--- DATA TO PROCESS ---

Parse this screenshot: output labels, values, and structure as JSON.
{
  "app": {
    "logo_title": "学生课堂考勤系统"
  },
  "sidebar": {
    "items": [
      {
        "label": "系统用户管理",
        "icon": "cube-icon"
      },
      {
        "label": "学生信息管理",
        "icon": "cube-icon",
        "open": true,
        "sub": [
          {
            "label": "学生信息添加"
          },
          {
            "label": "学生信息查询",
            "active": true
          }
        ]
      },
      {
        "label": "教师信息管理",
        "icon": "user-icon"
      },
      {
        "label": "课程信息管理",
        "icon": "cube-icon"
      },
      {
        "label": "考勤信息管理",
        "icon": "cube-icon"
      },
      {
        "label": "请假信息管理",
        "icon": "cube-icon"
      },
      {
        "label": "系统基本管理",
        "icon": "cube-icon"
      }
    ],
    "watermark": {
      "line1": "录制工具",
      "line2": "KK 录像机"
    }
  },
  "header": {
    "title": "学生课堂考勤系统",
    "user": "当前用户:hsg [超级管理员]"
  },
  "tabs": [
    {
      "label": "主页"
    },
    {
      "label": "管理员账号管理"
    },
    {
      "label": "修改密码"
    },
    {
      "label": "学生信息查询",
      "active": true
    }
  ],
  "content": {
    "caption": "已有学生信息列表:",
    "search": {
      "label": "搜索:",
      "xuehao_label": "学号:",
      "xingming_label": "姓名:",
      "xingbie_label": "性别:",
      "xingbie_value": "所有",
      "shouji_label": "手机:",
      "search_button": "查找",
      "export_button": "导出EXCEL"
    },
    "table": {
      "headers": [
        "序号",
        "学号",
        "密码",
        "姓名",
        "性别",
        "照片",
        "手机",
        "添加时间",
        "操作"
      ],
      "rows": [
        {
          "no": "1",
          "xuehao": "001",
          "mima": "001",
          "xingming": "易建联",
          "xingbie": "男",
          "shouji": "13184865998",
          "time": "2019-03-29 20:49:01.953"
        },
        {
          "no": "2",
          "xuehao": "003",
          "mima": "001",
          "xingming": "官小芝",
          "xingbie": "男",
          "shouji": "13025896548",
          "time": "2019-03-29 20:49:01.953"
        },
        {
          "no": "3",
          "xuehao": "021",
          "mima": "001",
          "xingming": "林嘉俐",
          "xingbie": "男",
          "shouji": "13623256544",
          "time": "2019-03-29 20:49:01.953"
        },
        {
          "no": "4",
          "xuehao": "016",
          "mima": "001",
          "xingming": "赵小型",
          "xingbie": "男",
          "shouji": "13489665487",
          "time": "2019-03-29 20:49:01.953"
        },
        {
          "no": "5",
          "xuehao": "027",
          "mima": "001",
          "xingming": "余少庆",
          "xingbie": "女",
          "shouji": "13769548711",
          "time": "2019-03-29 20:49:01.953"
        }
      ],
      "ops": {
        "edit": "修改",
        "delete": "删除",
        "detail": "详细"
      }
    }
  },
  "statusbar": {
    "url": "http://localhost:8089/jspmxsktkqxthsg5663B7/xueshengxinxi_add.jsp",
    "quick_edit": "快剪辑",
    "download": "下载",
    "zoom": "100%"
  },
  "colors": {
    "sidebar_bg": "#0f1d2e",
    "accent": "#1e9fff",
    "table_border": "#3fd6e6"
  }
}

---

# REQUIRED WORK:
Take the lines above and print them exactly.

# ANSWER SECTION:
Parse this screenshot: output labels, values, and structure as JSON.
{
  "app": {
    "logo_title": "学生课堂考勤系统"
  },
  "sidebar": {
    "items": [
      {
        "label": "系统用户管理",
        "icon": "cube-icon"
      },
      {
        "label": "学生信息管理",
        "icon": "cube-icon",
        "open": true,
        "sub": [
          {
            "label": "学生信息添加"
          },
          {
            "label": "学生信息查询",
            "active": true
          }
        ]
      },
      {
        "label": "教师信息管理",
        "icon": "user-icon"
      },
      {
        "label": "课程信息管理",
        "icon": "cube-icon"
      },
      {
        "label": "考勤信息管理",
        "icon": "cube-icon"
      },
      {
        "label": "请假信息管理",
        "icon": "cube-icon"
      },
      {
        "label": "系统基本管理",
        "icon": "cube-icon"
      }
    ],
    "watermark": {
      "line1": "录制工具",
      "line2": "KK 录像机"
    }
  },
  "header": {
    "title": "学生课堂考勤系统",
    "user": "当前用户:hsg [超级管理员]"
  },
  "tabs": [
    {
      "label": "主页"
    },
    {
      "label": "管理员账号管理"
    },
    {
      "label": "修改密码"
    },
    {
      "label": "学生信息查询",
      "active": true
    }
  ],
  "content": {
    "caption": "已有学生信息列表:",
    "search": {
      "label": "搜索:",
      "xuehao_label": "学号:",
      "xingming_label": "姓名:",
      "xingbie_label": "性别:",
      "xingbie_value": "所有",
      "shouji_label": "手机:",
      "search_button": "查找",
      "export_button": "导出EXCEL"
    },
    "table": {
      "headers": [
        "序号",
        "学号",
        "密码",
        "姓名",
        "性别",
        "照片",
        "手机",
        "添加时间",
        "操作"
      ],
      "rows": [
        {
          "no": "1",
          "xuehao": "001",
          "mima": "001",
          "xingming": "易建联",
          "xingbie": "男",
          "shouji": "13184865998",
          "time": "2019-03-29 20:49:01.953"
        },
        {
          "no": "2",
          "xuehao": "003",
          "mima": "001",
          "xingming": "官小芝",
          "xingbie": "男",
          "shouji": "13025896548",
          "time": "2019-03-29 20:49:01.953"
        },
        {
          "no": "3",
          "xuehao": "021",
          "mima": "001",
          "xingming": "林嘉俐",
          "xingbie": "男",
          "shouji": "13623256544",
          "time": "2019-03-29 20:49:01.953"
        },
        {
          "no": "4",
          "xuehao": "016",
          "mima": "001",
          "xingming": "赵小型",
          "xingbie": "男",
          "shouji": "13489665487",
          "time": "2019-03-29 20:49:01.953"
        },
        {
          "no": "5",
          "xuehao": "027",
          "mima": "001",
          "xingming": "余少庆",
          "xingbie": "女",
          "shouji": "13769548711",
          "time": "2019-03-29 20:49:01.953"
        }
      ],
      "ops": {
        "edit": "修改",
        "delete": "删除",
        "detail": "详细"
      }
    }
  },
  "statusbar": {
    "url": "http://localhost:8089/jspmxsktkqxthsg5663B7/xueshengxinxi_add.jsp",
    "quick_edit": "快剪辑",
    "download": "下载",
    "zoom": "100%"
  },
  "colors": {
    "sidebar_bg": "#0f1d2e",
    "accent": "#1e9fff",
    "table_border": "#3fd6e6"
  }
}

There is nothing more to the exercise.